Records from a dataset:

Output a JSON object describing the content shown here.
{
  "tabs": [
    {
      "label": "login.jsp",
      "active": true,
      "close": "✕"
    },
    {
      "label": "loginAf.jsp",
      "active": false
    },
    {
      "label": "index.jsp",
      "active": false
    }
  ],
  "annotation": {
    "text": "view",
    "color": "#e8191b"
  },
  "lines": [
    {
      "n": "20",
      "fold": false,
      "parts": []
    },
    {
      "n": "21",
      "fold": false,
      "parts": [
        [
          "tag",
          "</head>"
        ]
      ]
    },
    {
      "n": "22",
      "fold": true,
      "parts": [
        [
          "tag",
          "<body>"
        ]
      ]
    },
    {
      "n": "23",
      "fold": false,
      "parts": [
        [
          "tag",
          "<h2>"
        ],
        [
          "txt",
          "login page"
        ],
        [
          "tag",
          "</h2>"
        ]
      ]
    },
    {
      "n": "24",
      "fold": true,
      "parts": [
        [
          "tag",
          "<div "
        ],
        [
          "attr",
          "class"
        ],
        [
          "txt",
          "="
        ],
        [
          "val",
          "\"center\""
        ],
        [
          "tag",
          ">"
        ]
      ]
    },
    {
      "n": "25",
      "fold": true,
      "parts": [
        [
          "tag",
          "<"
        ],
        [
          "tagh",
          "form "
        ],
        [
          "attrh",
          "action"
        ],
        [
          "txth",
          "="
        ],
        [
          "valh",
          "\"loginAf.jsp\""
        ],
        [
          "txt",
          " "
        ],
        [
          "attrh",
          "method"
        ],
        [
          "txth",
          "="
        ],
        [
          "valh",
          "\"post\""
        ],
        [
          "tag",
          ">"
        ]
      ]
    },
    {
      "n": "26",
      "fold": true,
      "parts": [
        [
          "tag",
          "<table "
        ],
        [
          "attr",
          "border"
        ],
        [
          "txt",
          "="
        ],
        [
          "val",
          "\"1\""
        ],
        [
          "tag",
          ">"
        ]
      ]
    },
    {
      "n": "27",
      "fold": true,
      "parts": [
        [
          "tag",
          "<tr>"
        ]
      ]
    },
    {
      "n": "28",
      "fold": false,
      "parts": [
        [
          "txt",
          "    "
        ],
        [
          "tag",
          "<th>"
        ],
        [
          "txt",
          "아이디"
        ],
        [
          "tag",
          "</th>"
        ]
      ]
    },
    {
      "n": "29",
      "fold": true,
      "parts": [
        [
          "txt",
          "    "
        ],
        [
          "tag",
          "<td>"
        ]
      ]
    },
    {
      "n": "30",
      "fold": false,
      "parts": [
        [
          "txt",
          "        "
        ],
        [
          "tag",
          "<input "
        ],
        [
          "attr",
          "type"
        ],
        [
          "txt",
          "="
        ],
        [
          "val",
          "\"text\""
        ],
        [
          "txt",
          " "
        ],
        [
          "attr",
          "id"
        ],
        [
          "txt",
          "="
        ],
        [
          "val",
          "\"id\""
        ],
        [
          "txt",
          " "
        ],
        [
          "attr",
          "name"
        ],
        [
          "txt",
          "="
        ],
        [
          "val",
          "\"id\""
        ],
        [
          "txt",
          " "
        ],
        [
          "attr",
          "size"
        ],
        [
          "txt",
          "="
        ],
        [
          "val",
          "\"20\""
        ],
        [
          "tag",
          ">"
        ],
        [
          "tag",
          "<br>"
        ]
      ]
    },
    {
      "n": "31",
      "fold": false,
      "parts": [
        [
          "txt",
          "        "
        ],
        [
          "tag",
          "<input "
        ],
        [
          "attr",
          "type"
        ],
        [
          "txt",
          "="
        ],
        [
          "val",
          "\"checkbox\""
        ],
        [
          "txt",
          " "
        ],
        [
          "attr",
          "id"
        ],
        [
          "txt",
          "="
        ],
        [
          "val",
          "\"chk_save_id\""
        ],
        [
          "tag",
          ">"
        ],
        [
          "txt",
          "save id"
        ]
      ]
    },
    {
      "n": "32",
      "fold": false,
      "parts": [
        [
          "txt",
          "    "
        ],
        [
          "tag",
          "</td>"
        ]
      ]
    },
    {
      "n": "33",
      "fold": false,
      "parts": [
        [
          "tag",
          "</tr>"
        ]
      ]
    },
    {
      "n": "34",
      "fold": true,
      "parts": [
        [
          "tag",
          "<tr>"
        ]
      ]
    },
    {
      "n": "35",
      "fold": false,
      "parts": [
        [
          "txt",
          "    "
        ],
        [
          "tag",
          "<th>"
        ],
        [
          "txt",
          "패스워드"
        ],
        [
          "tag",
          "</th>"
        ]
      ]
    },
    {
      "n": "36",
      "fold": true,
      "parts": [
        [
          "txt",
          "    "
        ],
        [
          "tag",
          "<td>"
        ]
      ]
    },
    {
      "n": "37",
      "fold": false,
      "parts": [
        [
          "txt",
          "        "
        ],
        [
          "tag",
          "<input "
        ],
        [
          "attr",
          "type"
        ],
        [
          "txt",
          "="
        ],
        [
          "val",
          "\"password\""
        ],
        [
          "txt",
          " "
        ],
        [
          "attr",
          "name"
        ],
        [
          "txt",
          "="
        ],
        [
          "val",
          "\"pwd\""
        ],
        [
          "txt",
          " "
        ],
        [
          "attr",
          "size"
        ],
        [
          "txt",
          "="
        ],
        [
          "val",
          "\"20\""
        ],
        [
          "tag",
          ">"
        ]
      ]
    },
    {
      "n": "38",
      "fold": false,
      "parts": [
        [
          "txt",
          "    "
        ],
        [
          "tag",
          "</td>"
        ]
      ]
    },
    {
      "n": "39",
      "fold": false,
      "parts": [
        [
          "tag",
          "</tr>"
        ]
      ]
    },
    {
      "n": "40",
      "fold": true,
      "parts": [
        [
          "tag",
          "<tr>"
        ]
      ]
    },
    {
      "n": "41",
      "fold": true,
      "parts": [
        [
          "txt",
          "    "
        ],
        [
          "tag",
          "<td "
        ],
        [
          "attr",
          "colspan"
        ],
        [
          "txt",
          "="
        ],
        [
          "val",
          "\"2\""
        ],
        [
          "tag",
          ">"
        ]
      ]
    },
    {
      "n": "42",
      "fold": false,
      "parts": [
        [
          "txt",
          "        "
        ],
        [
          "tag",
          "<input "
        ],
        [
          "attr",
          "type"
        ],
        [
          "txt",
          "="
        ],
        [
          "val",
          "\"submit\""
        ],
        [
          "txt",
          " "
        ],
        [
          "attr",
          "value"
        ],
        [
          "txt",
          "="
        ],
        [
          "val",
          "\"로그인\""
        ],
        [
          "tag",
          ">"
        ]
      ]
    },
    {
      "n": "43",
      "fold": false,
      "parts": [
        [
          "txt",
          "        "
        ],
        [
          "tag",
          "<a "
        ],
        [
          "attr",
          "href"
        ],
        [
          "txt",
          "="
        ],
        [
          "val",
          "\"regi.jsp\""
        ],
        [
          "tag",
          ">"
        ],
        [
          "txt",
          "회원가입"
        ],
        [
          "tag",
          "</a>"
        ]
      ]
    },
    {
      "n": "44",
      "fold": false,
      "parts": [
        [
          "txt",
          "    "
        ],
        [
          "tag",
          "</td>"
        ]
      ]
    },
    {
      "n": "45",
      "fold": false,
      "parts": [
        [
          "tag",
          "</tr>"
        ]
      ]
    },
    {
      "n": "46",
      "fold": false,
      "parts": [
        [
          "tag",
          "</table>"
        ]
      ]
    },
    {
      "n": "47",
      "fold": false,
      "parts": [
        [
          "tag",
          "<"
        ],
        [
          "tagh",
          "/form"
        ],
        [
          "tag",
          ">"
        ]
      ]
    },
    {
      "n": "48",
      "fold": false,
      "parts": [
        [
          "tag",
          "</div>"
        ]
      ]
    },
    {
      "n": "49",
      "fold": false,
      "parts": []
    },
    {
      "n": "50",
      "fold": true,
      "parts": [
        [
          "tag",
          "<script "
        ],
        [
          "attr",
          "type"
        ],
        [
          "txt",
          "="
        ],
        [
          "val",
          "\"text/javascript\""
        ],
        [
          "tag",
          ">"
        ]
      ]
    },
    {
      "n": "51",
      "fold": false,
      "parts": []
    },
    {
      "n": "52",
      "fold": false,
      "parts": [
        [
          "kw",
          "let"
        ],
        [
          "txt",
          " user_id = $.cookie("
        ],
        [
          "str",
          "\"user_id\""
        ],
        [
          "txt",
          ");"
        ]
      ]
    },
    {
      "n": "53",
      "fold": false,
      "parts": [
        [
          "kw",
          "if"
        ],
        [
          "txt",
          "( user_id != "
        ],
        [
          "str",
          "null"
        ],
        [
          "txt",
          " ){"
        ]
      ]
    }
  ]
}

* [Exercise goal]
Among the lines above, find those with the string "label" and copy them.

* [Your response]
      "label": "login.jsp",
      "label": "loginAf.jsp",
      "label": "index.jsp",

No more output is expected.